Claim to fame: a Social Marketing Company. They aim to build ads, build widgets, and advise.. these are really ‘interactive ads’. Current client base includes EA, Spore, Bank of America.
Example: Microsoft office did a campaign called ‘office poke’ that sent Microsoft branded pokes to each other with business humor. There were millions of pokes were sent. 700.000 installs and continues. Even though the campaign is over the application is downloaded and spread –over successful.
While not a Faecbook developer, I was able to spend time with the founders, as an outlook plugin, that makes outlook a socially aware utility. Recently, they announced a partnership with Linkedin so their social graph is displayed on Xobni, an outlook application. How they can make money? They are evaluating the different ways to monetize such as premium models.
Although startups exhibit great passion…
It’s really great meeting folks at startups, you can often see the fire in their eyes, hear the passion in their voice as they share their dreams. On the flip side, it’s also very hard when you see that they’ve commodity technology, are entering an already crowded market, or have rough marketing skills. I can see the pattern of companies that come and go, after attending so many STIRR events, startup events, and seeing the many early (seed) startups at the Techcrunch party two nights ago.

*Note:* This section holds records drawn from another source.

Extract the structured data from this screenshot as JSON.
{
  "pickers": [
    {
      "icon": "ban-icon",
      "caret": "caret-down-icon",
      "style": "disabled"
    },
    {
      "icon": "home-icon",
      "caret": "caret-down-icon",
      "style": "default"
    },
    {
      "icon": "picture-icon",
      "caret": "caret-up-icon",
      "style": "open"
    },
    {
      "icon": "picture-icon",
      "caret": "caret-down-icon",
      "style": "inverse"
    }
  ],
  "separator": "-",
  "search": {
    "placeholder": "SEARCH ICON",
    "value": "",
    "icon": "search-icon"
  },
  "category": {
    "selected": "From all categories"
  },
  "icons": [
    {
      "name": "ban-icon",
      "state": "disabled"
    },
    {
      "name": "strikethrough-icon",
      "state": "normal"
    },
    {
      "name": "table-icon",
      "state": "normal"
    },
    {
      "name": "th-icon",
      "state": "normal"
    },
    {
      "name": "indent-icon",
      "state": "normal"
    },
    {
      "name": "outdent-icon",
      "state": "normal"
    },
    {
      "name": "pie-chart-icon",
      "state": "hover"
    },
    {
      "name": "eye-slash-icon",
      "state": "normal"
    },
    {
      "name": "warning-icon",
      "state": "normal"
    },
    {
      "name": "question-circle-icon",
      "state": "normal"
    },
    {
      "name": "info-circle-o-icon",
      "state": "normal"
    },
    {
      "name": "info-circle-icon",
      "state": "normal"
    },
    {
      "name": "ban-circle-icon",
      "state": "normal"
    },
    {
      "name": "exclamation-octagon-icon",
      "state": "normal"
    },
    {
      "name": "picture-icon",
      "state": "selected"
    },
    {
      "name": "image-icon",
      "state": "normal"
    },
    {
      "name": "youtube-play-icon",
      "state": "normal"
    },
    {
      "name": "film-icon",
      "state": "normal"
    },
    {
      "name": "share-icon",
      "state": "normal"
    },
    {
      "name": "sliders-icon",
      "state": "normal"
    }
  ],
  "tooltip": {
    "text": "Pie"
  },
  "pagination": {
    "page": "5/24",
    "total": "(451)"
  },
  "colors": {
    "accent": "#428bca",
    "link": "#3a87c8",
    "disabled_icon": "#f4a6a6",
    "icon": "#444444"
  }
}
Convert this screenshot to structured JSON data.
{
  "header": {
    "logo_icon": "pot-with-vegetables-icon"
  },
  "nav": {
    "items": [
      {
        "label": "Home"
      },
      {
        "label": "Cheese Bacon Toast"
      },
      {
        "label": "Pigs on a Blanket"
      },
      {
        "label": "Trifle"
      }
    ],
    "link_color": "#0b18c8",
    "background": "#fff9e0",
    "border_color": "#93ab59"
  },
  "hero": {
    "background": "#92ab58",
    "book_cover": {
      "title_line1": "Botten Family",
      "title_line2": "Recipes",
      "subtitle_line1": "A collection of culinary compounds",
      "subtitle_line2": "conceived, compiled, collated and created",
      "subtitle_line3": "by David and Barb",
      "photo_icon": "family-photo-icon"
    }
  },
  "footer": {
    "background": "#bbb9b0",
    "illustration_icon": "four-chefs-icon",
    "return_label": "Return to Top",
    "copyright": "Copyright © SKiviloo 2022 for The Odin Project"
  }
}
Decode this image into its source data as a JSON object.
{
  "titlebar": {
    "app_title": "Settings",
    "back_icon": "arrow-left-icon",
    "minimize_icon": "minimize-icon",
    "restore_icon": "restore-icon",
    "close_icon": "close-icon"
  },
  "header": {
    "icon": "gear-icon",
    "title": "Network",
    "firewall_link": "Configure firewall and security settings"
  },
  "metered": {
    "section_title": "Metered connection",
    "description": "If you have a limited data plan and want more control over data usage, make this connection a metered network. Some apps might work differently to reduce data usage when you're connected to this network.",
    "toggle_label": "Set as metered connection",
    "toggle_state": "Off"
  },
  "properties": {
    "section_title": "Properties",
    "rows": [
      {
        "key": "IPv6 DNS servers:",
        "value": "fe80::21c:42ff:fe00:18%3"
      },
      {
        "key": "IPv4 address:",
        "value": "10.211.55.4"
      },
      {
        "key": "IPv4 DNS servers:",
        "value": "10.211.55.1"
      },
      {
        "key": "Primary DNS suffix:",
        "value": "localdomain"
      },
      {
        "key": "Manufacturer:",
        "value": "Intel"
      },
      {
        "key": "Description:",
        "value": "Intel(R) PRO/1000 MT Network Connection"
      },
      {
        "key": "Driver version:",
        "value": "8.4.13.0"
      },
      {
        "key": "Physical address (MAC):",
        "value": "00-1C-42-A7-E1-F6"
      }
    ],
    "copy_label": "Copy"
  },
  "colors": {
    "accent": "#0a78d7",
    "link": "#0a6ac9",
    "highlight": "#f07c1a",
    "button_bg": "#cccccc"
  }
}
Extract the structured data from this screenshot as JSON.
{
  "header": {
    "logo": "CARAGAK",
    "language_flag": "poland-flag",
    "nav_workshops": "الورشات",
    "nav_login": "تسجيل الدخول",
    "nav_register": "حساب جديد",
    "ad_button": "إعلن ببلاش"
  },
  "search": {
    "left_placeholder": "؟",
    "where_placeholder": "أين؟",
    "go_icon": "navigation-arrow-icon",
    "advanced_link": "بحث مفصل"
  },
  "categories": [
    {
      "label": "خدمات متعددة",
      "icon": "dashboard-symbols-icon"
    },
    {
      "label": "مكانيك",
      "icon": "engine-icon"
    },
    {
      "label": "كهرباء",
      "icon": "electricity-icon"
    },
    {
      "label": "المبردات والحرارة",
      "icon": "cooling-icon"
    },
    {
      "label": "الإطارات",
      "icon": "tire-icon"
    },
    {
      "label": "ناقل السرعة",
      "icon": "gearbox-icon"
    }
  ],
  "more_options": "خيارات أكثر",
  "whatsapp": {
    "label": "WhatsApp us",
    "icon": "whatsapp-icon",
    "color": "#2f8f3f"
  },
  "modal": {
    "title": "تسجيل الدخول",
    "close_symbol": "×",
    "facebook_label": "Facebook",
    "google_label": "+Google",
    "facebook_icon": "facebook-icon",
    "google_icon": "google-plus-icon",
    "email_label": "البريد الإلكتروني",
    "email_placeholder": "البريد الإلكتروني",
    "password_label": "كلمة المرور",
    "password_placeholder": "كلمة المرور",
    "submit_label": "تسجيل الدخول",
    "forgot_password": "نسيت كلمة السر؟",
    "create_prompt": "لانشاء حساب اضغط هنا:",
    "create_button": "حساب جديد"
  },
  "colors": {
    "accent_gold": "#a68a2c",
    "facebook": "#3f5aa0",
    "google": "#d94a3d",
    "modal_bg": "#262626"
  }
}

…Most startups will fail
Many of the early stage startups don’t make it, which is the natural selection process that we know as the market. The ones that are standing on their own (often A, B round stage, sometimes C) are mature enough to have a communications person, or hire a PR firm and eventually brief analysts. This means two things: 1) They’ve traction with their products, 2) They want to reach Fortune 5000, and are getting ready. I care the most about these later stage startups, as they are the ones that I may
Facebook embracing successful apps, punishing others
Mark declared in his keynote that providng a safe and successful experience for users is key, as a result, they are creating methods to filter applications that provide respectful user experiences that are non-invasive and protect users’ identiy first. Others will be penalized. Expect developers to clean up their act.
Developers struggle telling their story to brands
Applications/Widgets are very complicated story to tell to corporations, many corporate folks don’t “get it” and would rather rely on tried and true forms of web marketing like microsites or traditional advertising. More than one widget vendor told me they are having a hard time explaining their story to brands. There’s a lot of truth with this as when I give presentations to Forrester clients about social computing, I often have to explain what a widget is.
Business models rapidly changing
Unless you’re directly in the space it’s very difficult to keep track of who’s doing what, with low barriers to entry (400,000 developers currently exist) there are many entrants. As a result, this petri dish is constantly flexing and remorphing, business models, revenues streams continue to change.
Funding fuels more innovation –but doesn’t guarantee success
In Mark’s keynote, he said there was $200 million total of funding to developers from a variety of investors. This large influx of capital is allowing for many startups that may not have had the chance to launch products. A year from now, it will be interesting to see a string of dead applications that were once funded –but not adopted by users.
Many Developers Pan-Platform focused
While Facebook was the first to offer an open platform for developers, there’s been many containers that have opened up, as such, developers are seeking to widen their network by expanding to new communities.
How Dell’s Regeneration Campaign allowed customers to build their own ads
What ‘Facebook Connect’ Means for Corporate Websites
Many Forms of Widget Monetization
Forrester Report: Google’s OpenSocial: Good News For Marketing Widgets But No Silver Bullet
Forrester Report: The Best and Worst of Social Network Marketing, 2008